With depression, people talk about the darkness — but there was a fire closing in all around me. It was all lit up. In a bad way. I became this needy, desperate shell of the girl I once knew; like an emotional anorexic. It was all a bit Girl Interrupted. I am a proactive girl, but this time I didn’t know what to do. I left no self-help stone unturned, but found zero paths leading out of this hell. Looking back now, the most embarrassing aspect of the entire saga was the desperation. The word needy makes me cringe.
How do you cure a broken brain? No one knew, so I tried everything my psychiatrist would allow: I tried medications, but kept on having what felt like near-death experiences. Then I would try more medications. The half-used pill bottles where I’d been told, “these are the ones that will cure you!” only to take two and nearly die — kept staking up claim in my house. I’d feel seasick despite being on firm ground, or would fall to the floor — feeling like I’d been underwater for hours. I would even experience allergic reactions from these pills. A real fun time to be living completely alone, and not having anyone who lived close enough to call on in case of an emergency.
Where was the Baby Daddy, you ask? Your guess is as good as mine.
The amount of natural medications I took added a witchy apothecary feel to my house. I tried EVERYTHING I could get my hands on. I researched and read everything. I would arrive at the next naturopath’s office, armed with pages torn out of old books, convincing both them and myself that a cure did in fact exist. It had to. Even if we had to import it from the highlands of Peru.
This combination of severe grief and a broken brain was killing me.
A particularly telling moment was when I put up a star chart on my wall. I would give myself a gold star for every hour I survived. I think I was hoping the reward based system would boost the serotonin in my brain . . . or something like that . . .
Then something odd happened:
The grief took a sudden step back. I could breathe again. Like actually take in oxygen. It was the weirdest sensation. I want to know why and how it happened, so I can help other women. But I also don’t want to poke the bear.
Then my psychiatrist and I hit on the right meds. Suddenly the darkness lifted and it looked like a normal day. I was a bit disorientated, but I found my feet.
I began going to Pilates four times a week again because I could actually leave my house. I started drinking green juice again because I was no longer panic vomiting. I took my supplements and my Chinese herbs. I finally started working, reading, researching, going on courses, and setting myself up to become the Powerhouse People-Helper I’ve always wanted to become.
It’s incredible what one can achieve when our brains aren’t broken.
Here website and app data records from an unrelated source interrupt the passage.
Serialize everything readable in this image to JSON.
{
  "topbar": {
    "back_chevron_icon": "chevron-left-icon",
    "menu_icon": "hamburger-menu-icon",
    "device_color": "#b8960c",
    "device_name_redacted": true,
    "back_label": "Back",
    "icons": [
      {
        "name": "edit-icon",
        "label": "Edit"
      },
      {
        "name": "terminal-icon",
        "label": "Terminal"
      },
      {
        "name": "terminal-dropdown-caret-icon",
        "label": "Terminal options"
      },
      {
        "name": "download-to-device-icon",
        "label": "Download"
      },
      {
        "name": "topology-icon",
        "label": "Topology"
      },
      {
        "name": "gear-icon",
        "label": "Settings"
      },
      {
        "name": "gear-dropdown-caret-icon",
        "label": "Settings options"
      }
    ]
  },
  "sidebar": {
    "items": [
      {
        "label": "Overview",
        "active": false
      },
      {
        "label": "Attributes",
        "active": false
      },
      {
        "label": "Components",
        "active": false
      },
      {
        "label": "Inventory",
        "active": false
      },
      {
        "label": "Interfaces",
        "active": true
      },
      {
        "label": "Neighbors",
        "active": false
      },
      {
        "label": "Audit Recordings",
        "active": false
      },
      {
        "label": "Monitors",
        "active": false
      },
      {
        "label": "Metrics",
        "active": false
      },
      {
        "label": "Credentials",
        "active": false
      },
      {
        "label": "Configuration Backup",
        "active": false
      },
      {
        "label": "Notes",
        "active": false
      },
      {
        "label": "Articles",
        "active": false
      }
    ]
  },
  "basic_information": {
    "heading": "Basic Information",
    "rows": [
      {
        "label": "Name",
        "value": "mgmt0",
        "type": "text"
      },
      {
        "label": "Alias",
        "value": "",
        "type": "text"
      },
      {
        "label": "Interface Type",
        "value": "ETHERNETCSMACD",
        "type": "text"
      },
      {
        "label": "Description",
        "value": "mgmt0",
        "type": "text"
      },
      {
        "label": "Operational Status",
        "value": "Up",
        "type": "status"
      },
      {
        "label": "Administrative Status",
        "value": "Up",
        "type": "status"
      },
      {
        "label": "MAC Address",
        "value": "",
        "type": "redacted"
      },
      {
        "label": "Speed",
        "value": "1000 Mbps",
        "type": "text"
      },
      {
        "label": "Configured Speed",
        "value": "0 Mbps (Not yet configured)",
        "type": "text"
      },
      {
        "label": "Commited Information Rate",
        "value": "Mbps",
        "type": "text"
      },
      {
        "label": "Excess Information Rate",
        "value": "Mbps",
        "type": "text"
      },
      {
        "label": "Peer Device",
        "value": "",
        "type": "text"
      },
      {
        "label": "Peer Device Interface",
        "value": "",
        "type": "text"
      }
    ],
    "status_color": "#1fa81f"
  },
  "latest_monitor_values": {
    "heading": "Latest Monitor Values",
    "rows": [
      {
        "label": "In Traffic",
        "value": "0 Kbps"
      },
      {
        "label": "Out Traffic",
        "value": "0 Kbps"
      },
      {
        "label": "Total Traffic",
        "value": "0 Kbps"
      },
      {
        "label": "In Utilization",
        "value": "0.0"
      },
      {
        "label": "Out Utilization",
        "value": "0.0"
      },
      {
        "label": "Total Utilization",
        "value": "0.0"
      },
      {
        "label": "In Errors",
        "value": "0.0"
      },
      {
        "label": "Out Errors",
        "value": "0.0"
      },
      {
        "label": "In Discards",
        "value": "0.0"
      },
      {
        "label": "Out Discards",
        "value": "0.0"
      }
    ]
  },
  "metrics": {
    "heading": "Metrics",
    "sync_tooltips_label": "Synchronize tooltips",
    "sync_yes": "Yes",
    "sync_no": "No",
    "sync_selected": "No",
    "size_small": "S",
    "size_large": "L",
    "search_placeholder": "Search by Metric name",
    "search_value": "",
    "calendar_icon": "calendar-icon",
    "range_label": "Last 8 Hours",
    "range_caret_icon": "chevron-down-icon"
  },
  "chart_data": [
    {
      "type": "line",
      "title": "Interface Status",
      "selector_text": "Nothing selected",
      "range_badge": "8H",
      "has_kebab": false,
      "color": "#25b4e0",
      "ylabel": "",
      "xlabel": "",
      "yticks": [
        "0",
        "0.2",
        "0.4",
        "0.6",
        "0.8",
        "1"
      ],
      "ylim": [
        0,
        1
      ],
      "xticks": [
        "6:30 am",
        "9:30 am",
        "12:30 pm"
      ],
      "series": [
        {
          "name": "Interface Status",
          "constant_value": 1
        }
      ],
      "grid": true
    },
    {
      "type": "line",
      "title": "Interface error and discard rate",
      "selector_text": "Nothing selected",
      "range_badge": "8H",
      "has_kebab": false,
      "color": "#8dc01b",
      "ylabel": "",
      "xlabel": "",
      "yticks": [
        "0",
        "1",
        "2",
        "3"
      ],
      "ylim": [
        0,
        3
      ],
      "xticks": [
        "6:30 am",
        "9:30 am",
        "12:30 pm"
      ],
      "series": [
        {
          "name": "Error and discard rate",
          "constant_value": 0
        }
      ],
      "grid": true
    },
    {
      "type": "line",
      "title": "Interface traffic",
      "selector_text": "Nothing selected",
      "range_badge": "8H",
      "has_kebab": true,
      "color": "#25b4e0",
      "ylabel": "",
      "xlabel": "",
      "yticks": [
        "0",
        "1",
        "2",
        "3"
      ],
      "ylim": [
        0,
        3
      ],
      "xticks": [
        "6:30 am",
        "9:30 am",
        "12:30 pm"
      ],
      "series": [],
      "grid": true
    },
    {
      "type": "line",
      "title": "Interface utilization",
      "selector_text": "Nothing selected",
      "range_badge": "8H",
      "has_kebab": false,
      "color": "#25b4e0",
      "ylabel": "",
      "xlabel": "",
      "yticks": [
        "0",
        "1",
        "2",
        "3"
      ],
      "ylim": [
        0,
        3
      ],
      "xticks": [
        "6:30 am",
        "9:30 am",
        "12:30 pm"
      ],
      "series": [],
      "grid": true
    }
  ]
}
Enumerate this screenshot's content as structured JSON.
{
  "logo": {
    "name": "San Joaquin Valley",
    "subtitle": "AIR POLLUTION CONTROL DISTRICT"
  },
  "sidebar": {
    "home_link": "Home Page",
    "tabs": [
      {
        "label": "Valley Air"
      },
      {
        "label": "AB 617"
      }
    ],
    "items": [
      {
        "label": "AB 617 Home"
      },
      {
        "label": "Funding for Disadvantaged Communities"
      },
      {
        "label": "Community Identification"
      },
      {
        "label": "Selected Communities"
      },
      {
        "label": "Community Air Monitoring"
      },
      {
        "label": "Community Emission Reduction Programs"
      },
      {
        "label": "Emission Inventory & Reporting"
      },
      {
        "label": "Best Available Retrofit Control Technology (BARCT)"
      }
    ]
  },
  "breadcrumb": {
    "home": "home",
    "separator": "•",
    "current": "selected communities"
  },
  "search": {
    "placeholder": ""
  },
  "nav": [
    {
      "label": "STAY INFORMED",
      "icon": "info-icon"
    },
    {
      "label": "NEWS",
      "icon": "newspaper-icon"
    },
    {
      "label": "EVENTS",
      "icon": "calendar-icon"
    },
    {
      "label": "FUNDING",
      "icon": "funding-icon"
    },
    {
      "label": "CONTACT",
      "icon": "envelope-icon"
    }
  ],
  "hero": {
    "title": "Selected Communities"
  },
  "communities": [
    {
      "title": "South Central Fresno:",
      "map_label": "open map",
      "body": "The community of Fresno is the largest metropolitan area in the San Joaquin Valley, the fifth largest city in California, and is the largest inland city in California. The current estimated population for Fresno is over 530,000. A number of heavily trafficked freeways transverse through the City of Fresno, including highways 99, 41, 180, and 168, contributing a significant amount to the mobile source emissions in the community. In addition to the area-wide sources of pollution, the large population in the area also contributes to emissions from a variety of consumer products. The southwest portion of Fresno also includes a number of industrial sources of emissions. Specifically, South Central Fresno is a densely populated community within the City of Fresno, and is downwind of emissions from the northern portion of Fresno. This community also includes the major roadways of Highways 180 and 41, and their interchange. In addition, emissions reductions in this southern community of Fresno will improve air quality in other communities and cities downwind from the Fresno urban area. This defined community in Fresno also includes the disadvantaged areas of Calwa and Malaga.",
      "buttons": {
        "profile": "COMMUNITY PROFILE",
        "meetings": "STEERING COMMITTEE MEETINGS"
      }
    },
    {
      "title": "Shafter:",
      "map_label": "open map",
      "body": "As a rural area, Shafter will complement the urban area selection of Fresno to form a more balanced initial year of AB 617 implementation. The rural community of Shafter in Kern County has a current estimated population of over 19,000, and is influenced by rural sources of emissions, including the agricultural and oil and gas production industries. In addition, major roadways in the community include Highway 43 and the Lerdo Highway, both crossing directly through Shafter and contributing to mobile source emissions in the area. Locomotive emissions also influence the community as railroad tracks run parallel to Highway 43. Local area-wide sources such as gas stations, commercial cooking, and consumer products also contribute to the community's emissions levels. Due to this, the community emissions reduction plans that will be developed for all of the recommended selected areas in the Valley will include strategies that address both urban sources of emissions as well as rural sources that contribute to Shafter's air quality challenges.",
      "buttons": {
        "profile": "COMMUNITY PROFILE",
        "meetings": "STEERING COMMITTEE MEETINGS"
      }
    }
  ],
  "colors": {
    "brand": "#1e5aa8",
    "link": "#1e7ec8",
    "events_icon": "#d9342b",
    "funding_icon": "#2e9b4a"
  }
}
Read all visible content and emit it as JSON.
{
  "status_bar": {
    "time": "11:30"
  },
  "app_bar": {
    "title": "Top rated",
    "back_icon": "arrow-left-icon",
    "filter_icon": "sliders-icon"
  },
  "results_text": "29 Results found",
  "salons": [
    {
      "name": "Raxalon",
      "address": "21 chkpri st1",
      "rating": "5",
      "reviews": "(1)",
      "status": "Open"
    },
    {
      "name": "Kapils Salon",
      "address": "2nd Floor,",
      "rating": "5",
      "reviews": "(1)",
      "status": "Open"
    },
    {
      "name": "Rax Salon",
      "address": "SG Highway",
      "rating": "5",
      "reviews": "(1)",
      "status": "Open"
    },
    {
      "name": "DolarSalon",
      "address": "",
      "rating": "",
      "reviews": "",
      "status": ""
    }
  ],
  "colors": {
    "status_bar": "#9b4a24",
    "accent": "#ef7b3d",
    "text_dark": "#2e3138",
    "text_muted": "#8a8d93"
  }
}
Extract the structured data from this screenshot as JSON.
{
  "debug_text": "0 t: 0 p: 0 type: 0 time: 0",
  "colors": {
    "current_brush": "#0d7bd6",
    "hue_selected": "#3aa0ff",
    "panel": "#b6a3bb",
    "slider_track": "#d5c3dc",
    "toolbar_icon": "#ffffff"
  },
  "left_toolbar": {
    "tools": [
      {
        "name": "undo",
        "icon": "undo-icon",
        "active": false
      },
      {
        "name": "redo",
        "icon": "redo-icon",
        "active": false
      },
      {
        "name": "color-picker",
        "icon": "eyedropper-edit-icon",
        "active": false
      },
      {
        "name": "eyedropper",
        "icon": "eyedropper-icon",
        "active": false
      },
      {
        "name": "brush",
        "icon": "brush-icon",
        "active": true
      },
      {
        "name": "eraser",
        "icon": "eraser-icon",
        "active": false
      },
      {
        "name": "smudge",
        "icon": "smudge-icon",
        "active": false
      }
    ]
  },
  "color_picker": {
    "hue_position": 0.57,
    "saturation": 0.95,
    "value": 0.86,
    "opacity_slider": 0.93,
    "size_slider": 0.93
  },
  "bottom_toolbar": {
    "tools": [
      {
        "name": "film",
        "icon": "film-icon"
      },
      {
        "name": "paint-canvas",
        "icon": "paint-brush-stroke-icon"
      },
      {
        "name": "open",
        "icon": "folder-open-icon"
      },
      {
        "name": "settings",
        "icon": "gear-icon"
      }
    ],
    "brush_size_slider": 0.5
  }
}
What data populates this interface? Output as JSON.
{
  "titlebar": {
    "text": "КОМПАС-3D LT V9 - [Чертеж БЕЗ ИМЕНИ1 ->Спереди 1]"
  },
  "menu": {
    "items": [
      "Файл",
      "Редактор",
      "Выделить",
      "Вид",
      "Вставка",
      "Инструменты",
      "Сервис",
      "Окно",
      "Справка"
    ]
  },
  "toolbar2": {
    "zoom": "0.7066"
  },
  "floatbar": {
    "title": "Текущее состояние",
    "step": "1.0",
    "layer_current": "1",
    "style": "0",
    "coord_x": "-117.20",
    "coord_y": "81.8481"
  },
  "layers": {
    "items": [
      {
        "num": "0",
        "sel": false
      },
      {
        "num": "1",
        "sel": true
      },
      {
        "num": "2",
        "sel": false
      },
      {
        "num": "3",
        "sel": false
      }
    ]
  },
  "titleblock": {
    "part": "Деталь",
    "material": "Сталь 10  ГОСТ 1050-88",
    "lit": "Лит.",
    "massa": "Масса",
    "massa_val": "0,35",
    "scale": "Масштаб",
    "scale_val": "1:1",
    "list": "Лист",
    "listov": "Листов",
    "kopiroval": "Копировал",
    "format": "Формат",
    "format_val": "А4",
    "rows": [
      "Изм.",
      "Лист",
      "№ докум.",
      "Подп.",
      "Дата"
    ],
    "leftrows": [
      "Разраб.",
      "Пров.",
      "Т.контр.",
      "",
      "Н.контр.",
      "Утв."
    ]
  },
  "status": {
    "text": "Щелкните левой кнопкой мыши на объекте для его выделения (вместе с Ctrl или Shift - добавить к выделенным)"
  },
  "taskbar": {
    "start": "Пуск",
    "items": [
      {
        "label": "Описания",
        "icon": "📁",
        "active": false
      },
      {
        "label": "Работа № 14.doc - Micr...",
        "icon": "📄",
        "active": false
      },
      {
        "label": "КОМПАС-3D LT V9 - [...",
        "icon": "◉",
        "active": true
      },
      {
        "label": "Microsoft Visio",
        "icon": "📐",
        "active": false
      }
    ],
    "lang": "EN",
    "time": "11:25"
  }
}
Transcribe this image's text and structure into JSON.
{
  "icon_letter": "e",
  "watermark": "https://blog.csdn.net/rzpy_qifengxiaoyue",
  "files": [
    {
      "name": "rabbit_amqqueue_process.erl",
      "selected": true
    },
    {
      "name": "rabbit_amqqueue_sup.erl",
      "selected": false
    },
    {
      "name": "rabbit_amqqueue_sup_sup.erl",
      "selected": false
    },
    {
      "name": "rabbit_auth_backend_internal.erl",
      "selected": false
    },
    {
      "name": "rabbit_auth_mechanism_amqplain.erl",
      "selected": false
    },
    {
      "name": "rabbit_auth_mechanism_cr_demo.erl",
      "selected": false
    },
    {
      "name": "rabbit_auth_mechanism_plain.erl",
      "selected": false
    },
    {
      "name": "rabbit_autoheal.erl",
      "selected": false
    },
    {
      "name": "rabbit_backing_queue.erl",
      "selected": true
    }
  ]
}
My goal now is to train as a midwife and life coach, and focus on helping mothers with grief after a baby loss, postnatal depression/anxiety and postpartum psychosis. Do I still want babies? Yes! Will I possibly have another miscarriage? Maybe. Will I have to plan my pregnancies because I’m on medications now? Definitely. I am going to have an extremely planned pregnancy and postpartum. I will have to come off the drugs (even the thought of it — yikes!) as these are not the sorts of drugs that are remotely safe for pregnancy. I have already decided that pregnancy is going to be the best hormonal high of my life (I am positive thinking the shit out of this one). Then, soon after birth, I will likely need to go back on the drugs; that way I may avoid a postpartum mood and anxiety disorder (PMAD). There is no way to safely breastfeed on these drugs. So, Baby gets the bottle.
I have now made a full recovery, but any girlish innocence I’d held onto before the trauma I have most certainly lost. I feel like a woman who has survived a war, and though the war is technically over, she is still storing enough cans of food to feed the family for six months in the back of the pantry. You know, just in case.
It’s not panic. It’s practicality.
To every woman going through her own personal hell with a broken brain right now — whether it was triggered by miscarriage, still birth, infant loss or by PND or PPMD, or anything else — I see you. Females are strong as hell.
Noelle Hatton is a full spectrum doula and mama coach, she’s here for when it doesn’t all go to plan. You can follow her at @mothering.every.mother.